◆ **BRIEF**: How many lines in the records below contain "JSON"? Reply with the number only.

◆ **EXTRACTED ENTRIES**:
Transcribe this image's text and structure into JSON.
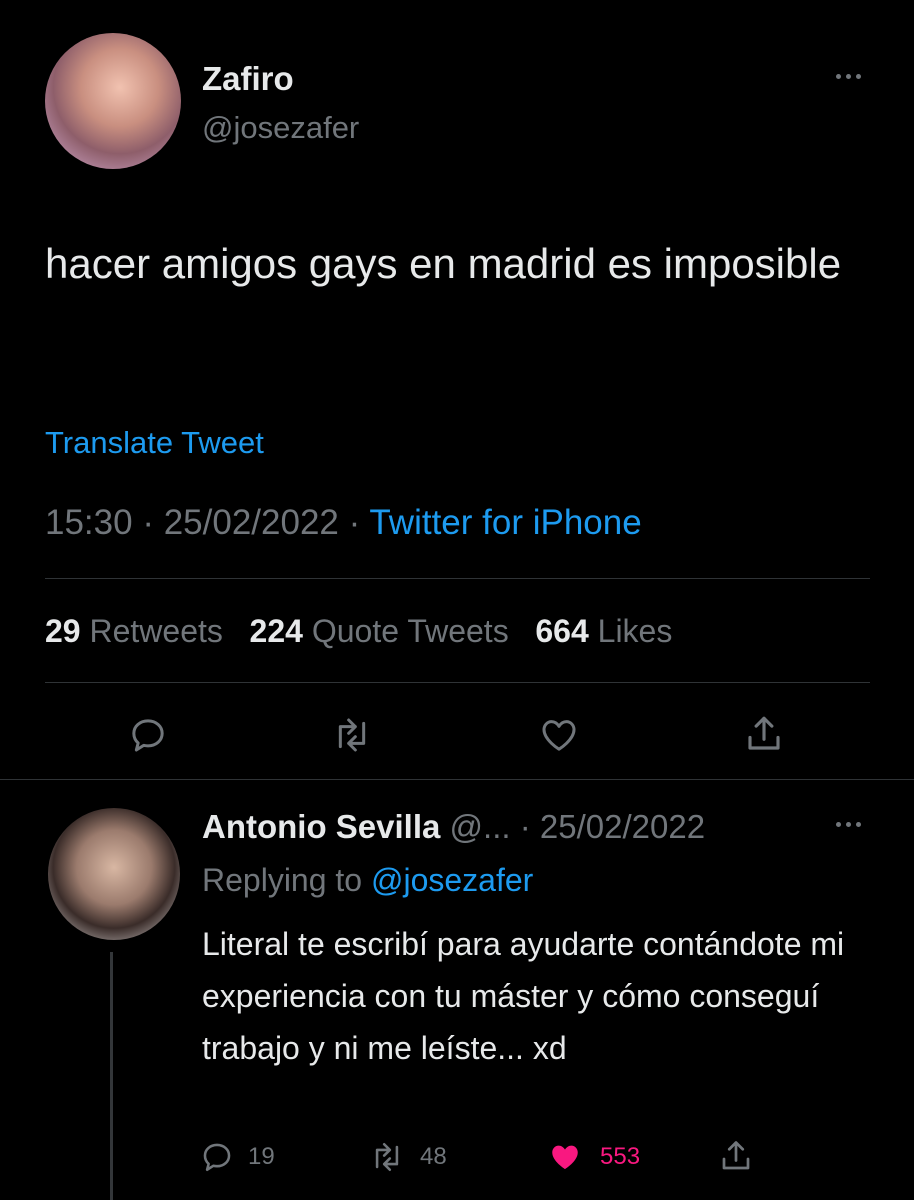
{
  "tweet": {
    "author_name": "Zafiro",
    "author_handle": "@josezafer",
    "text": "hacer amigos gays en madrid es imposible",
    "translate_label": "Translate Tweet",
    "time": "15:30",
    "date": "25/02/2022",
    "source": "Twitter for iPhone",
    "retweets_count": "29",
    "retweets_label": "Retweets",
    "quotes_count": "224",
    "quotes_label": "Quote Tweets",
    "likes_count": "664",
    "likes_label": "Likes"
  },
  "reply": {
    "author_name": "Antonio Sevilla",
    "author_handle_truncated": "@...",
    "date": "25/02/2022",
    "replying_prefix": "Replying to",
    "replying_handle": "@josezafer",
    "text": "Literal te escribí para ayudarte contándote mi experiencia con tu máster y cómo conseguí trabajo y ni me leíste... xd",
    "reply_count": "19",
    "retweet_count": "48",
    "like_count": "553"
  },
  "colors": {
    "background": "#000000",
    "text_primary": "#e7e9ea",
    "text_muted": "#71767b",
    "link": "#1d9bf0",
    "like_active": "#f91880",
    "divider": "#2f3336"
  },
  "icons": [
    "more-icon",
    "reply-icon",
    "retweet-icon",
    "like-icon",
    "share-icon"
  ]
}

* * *

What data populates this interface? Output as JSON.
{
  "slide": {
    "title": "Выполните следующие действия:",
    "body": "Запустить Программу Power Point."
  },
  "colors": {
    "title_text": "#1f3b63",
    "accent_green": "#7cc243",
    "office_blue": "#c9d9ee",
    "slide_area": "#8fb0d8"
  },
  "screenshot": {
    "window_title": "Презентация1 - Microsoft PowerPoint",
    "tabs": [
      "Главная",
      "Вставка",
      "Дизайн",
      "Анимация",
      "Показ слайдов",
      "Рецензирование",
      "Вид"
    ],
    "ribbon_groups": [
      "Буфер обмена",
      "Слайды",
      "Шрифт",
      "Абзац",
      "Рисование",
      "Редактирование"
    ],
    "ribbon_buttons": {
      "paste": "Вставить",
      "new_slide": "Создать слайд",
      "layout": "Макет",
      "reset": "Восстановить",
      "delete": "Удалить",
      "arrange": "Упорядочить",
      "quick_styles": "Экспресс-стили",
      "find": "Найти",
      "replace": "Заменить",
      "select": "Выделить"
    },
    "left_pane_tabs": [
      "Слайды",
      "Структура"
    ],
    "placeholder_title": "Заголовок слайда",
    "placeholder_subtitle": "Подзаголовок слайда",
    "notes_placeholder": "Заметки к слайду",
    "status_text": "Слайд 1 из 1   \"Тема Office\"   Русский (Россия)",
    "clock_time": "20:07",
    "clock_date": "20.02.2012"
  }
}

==

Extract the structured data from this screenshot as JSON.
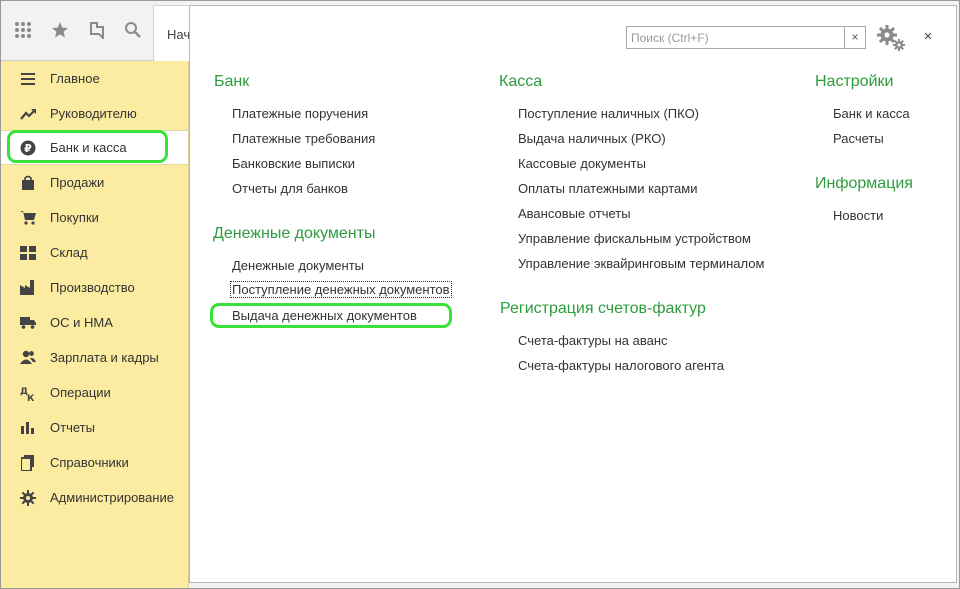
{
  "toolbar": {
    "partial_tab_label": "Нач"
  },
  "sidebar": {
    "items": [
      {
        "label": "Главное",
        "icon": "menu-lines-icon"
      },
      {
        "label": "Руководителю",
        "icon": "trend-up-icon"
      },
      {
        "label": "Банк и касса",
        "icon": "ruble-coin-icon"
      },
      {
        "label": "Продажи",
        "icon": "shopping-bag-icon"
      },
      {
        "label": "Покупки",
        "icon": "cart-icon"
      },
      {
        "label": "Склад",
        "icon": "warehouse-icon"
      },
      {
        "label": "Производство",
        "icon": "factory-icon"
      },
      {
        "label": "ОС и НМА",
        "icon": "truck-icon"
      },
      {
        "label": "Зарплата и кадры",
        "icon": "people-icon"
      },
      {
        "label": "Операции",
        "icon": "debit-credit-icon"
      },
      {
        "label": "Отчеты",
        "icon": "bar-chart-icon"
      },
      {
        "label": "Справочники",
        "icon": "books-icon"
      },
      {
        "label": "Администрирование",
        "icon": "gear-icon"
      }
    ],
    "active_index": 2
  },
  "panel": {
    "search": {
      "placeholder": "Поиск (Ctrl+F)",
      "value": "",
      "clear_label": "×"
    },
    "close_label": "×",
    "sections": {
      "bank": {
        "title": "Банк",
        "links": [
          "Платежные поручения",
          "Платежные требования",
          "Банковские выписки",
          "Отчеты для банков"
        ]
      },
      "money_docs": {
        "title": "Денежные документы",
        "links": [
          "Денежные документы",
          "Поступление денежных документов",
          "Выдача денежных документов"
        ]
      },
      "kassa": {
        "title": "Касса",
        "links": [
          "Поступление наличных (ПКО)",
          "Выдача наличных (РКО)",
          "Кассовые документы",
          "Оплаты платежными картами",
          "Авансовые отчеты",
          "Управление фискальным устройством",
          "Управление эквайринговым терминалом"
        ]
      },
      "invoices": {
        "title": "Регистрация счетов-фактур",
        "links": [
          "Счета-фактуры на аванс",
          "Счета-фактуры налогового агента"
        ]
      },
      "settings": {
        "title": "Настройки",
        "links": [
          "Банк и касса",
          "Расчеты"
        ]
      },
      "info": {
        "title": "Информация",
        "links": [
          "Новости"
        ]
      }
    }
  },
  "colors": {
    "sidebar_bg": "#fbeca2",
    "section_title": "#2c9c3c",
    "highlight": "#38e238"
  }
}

◆ **OUTPUT BELOW**: 3